Last month, in the State of the Union Address, European Commission President von der Leyen called for a “European Bauhaus’ as a co-creation platform for architects, engineers and designers, to launch the architectural style of our times, reflecting our aspirations to make Europe the first climate neutral continent.” This statement places architecture as central theme to the European recovery and provides the opportunity for each Member States to respond to key environmental concerns and to plan for their future.
The European Commission’s Renovation Wave, will fund the substantial upgrading of EU building stock as ‘increasing the energy efficiency of buildings and the renovation rate in Europe benefits everyone. A-rated buildings produce fewer emissions, are healthier for their occupants, and create jobs.’

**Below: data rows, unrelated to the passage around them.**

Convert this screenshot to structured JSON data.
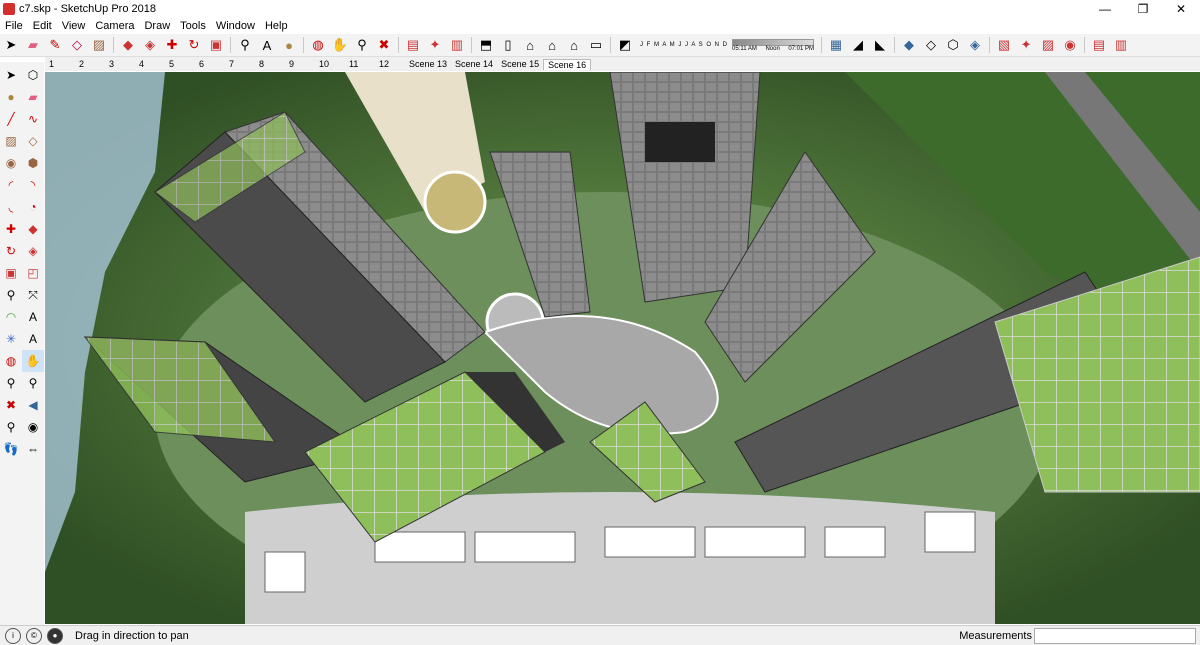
{
  "window": {
    "title": "c7.skp - SketchUp Pro 2018",
    "minimize": "—",
    "maximize": "❐",
    "close": "✕"
  },
  "menu": [
    "File",
    "Edit",
    "View",
    "Camera",
    "Draw",
    "Tools",
    "Window",
    "Help"
  ],
  "toolbar": {
    "icons": [
      "select-arrow",
      "eraser",
      "pencil-line",
      "shape-rectangle",
      "paint-bucket",
      "push-pull",
      "follow-me",
      "move",
      "rotate",
      "scale",
      "tape-measure",
      "text",
      "paint",
      "orbit",
      "pan",
      "zoom",
      "zoom-extents",
      "3d-warehouse",
      "extension-warehouse",
      "components",
      "styles",
      "section-plane",
      "iso-view",
      "top-view",
      "front-view",
      "right-view",
      "back-view",
      "left-view"
    ],
    "shadow_months": "J F M A M J J A S O N D",
    "shadow_time_start": "05:11 AM",
    "shadow_time_noon": "Noon",
    "shadow_time_end": "07:01 PM"
  },
  "scenes": [
    "1",
    "2",
    "3",
    "4",
    "5",
    "6",
    "7",
    "8",
    "9",
    "10",
    "11",
    "12",
    "Scene 13",
    "Scene 14",
    "Scene 15",
    "Scene 16"
  ],
  "active_scene": "Scene 16",
  "status": {
    "hint": "Drag in direction to pan",
    "measurements_label": "Measurements",
    "measurements_value": ""
  }
}
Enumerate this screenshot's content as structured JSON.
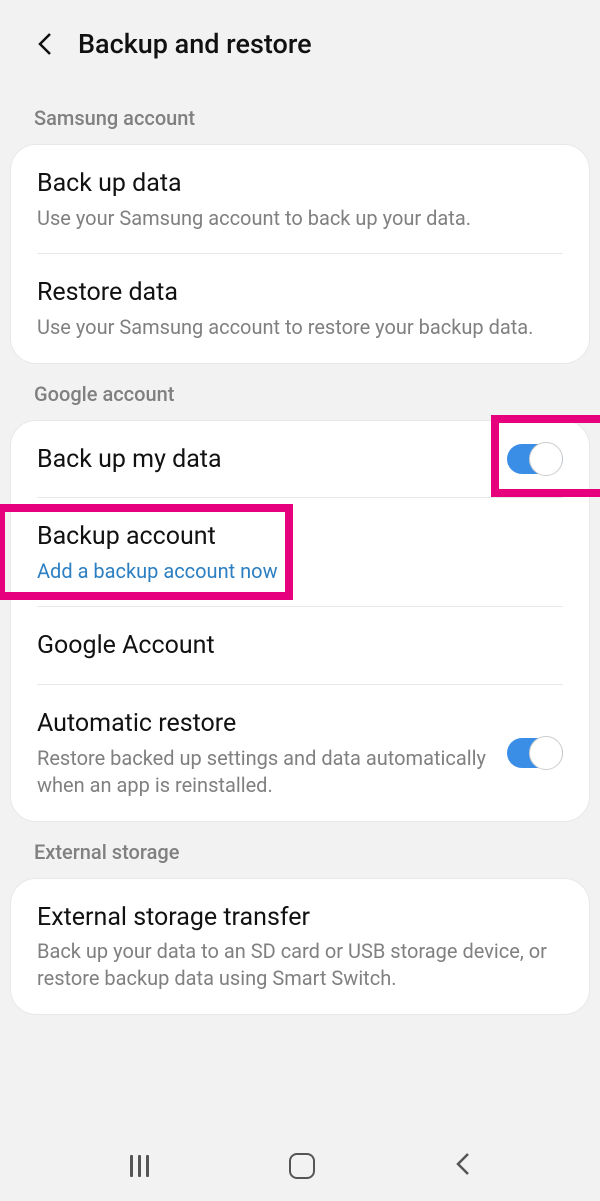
{
  "header": {
    "title": "Backup and restore"
  },
  "sections": {
    "samsung": {
      "label": "Samsung account",
      "backup": {
        "title": "Back up data",
        "desc": "Use your Samsung account to back up your data."
      },
      "restore": {
        "title": "Restore data",
        "desc": "Use your Samsung account to restore your backup data."
      }
    },
    "google": {
      "label": "Google account",
      "backup_my_data": {
        "title": "Back up my data"
      },
      "backup_account": {
        "title": "Backup account",
        "link": "Add a backup account now"
      },
      "google_account": {
        "title": "Google Account"
      },
      "auto_restore": {
        "title": "Automatic restore",
        "desc": "Restore backed up settings and data automatically when an app is reinstalled."
      }
    },
    "external": {
      "label": "External storage",
      "transfer": {
        "title": "External storage transfer",
        "desc": "Back up your data to an SD card or USB storage device, or restore backup data using Smart Switch."
      }
    }
  },
  "colors": {
    "highlight": "#e6007e",
    "toggle_on": "#3a8ee6",
    "link": "#2b7fc2"
  }
}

The Danish Architectural Policy – Putting People First is similar to the aspiration of our consultation document and focuses on the role of architecture under a number of sections – Architecture Meets People, Architecture and Democracy, Architecture and Sustainability & Architecture’s Contribution. The actions of this policy have been implemented. They provide insight into the implementation process. A Danish group led the publication of An Architecture Guide to the UN 17 Sustainable Development Goals, illustrating how architecture must relate to sustainability in the environmental, social, and cultural sense. ‘Architecture must be designed to encourage a more resource conscious behaviour and should help to create buildings and urban environments with room for people to live, space for urban life, public meeting places, experiences, and aesthetics – and for climate contingency installations to protect against extreme weather conditions’.
A current EU research project ‘Urban Maestro’ is examining how ‘soft ‘or ‘non-regulatory’ tools of government can shape the decision making processes that support the delivery of better-designed places.
An interesting approach to communication and engagement is Panorama Netherlands – a spatial representation of how the Netherlands can change over the next few decades, developed by the Board of Government Advisors of the Netherlands against the background of major societal challenges. The Panorama is intended as a first step towards a shared, recognisable and positive vision of the future.
Nessa Roche & Nicki Matthews
Department of Housing, Governemnt and Heritage
Contact us at firstname.lastname@example.org.
There are two other articles in this series – What is the National Policy on Architecture, and Why is a National Policy on Architecture important?